Needless to say, this is not easy and is fraught with mishap, tangles with bureaucracy and corrupt officialdom. However, thanks to his contacts in the brewing world, lots of Googling, and an often mentioned long-suffering wife, Brown does eventually wind up in India with a cask of beer. It's not the same beer that he sets out with, in more ways than one. For one thing, his point is that the journey improved IPA where other beers would have spoiled. The other thing is that he's almost tragically accident-prone.
Brown is appropriately self-deprecating about his shortcomings, and the reader sympathises with his misfortunes. So the travel elements of the book are engaging and suspense-filled. His style is chatty, and he's as likely to reference The Fast Show or Peter Kay as more academic sources, even in the lengthy chapters on the history of beer and British involvement in India.
The latter does take up a fair proportion of Hops and Glory. Arguably the Honourable East India Company deserves a full book to itself (and no doubt there are already many). However, Brown does a creditable job of summarising the existing facts about this Corrupt, perfidious and rapacious organisation, its rise and downfall. I particularly liked his sardonic asides comparing past perfidies with modern-day politics and commerce.
Brown mentions the months he spent in the British Library researching such detail. So you can understand his reluctance to leave any of it out.
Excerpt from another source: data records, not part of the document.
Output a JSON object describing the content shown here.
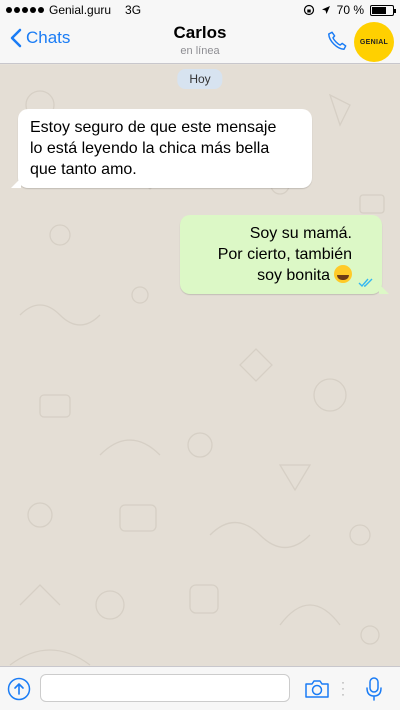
{
  "status_bar": {
    "carrier": "Genial.guru",
    "network": "3G",
    "battery_percent": "70 %",
    "battery_level": 0.7
  },
  "nav": {
    "back_label": "Chats",
    "contact_name": "Carlos",
    "contact_status": "en línea",
    "call_icon": "phone-icon",
    "badge_text": "GENIAL"
  },
  "chat": {
    "date_label": "Hoy",
    "messages": [
      {
        "direction": "incoming",
        "lines": [
          "Estoy seguro de que este mensaje",
          "lo está leyendo la chica más bella",
          "que tanto amo."
        ]
      },
      {
        "direction": "outgoing",
        "lines": [
          "Soy su mamá.",
          "Por cierto, también",
          "soy bonita"
        ],
        "emoji": "face-with-tears-of-joy",
        "status": "read"
      }
    ]
  },
  "input_bar": {
    "upload_icon": "upload-icon",
    "text_value": "",
    "camera_icon": "camera-icon",
    "mic_icon": "mic-icon"
  },
  "colors": {
    "accent": "#1a7cf5",
    "outgoing_bubble": "#dcf8c6",
    "incoming_bubble": "#ffffff",
    "badge": "#ffd000"
  }
}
Nevertheless there was, for me, slightly too much history and not enough of his own story in the book. Others may disagree, and will welcome the informal and accessible presentation of his research.
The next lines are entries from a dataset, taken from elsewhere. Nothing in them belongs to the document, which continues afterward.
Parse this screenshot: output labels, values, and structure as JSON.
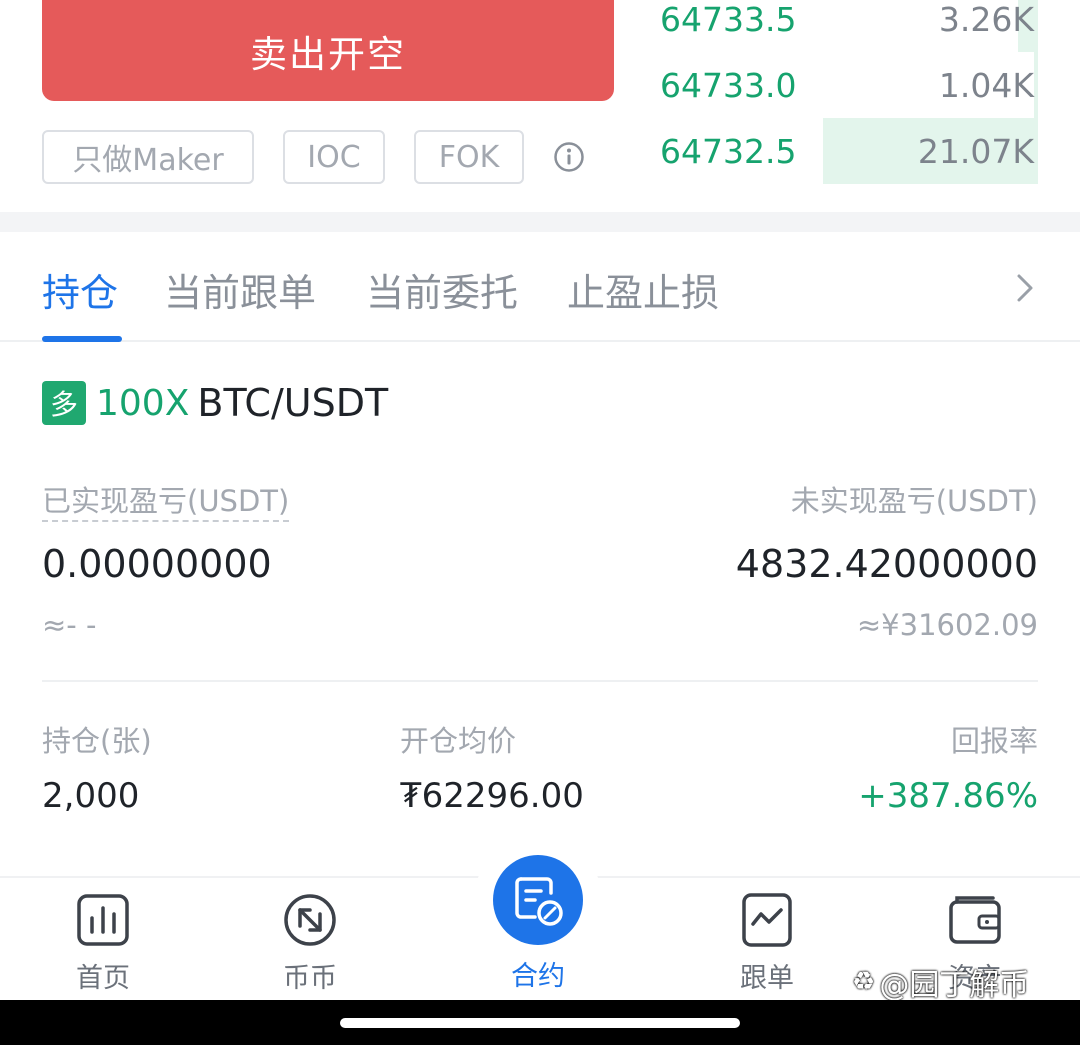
{
  "trade": {
    "sell_short_label": "卖出开空",
    "options": [
      "只做Maker",
      "IOC",
      "FOK"
    ]
  },
  "orderbook": {
    "rows": [
      {
        "price": "64733.5",
        "qty": "3.26K",
        "depth": 0.05
      },
      {
        "price": "64733.0",
        "qty": "1.04K",
        "depth": 0.01
      },
      {
        "price": "64732.5",
        "qty": "21.07K",
        "depth": 0.54
      }
    ]
  },
  "tabs": [
    "持仓",
    "当前跟单",
    "当前委托",
    "止盈止损"
  ],
  "position": {
    "direction": "多",
    "leverage": "100X",
    "symbol": "BTC/USDT",
    "realized_label": "已实现盈亏(USDT)",
    "realized_value": "0.00000000",
    "realized_cny": "≈- -",
    "unrealized_label": "未实现盈亏(USDT)",
    "unrealized_value": "4832.42000000",
    "unrealized_cny": "≈¥31602.09",
    "size_label": "持仓(张)",
    "size_value": "2,000",
    "entry_label": "开仓均价",
    "entry_value": "₮62296.00",
    "roe_label": "回报率",
    "roe_value": "+387.86%"
  },
  "nav": {
    "items": [
      "首页",
      "币币",
      "合约",
      "跟单",
      "资产"
    ]
  },
  "watermark": "@园丁解币",
  "colors": {
    "sell": "#e55a5a",
    "buy_green": "#16a36e",
    "accent_blue": "#1e74e8"
  }
}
He makes a fair fist of integrating the historical materials and the details of his own trip. But maybe inevitably, they do stand as separate stories, and some aspects of his modern day capers sit uneasily with colonial atrocities.
That said, I learned a great deal about British brewing, its regrettable decline and takeover by corporate giants, as well as about the massive role of beer in Britain's history and economy (a fact, Brown points out, effectively erased from the curriculum by the temperance movement). I also enjoyed Brown's easy-going style and honest personality. Despite the book's occasional over-ambition in juggling too many weighty subjects (as well as barrels of beer), I would recommend it to any fan of travel writing or of real ale.
I'd like to thank the publishers for sending a copy to The Bookbag.
For a little about beer and a lot about other drinks we can recommend How to Drink by Victoria Moore.
You can read more book reviews or buy Hops and Glory: One Man's Search for the Beer That Built the British Empire by Pete Brown at Amazon.co.uk
You can read more book reviews or buy Hops and Glory: One Man's Search for the Beer That Built the British Empire by Pete Brown at Amazon.com.
Like to comment on this review?
Just send us an email and we'll put the best up on the site.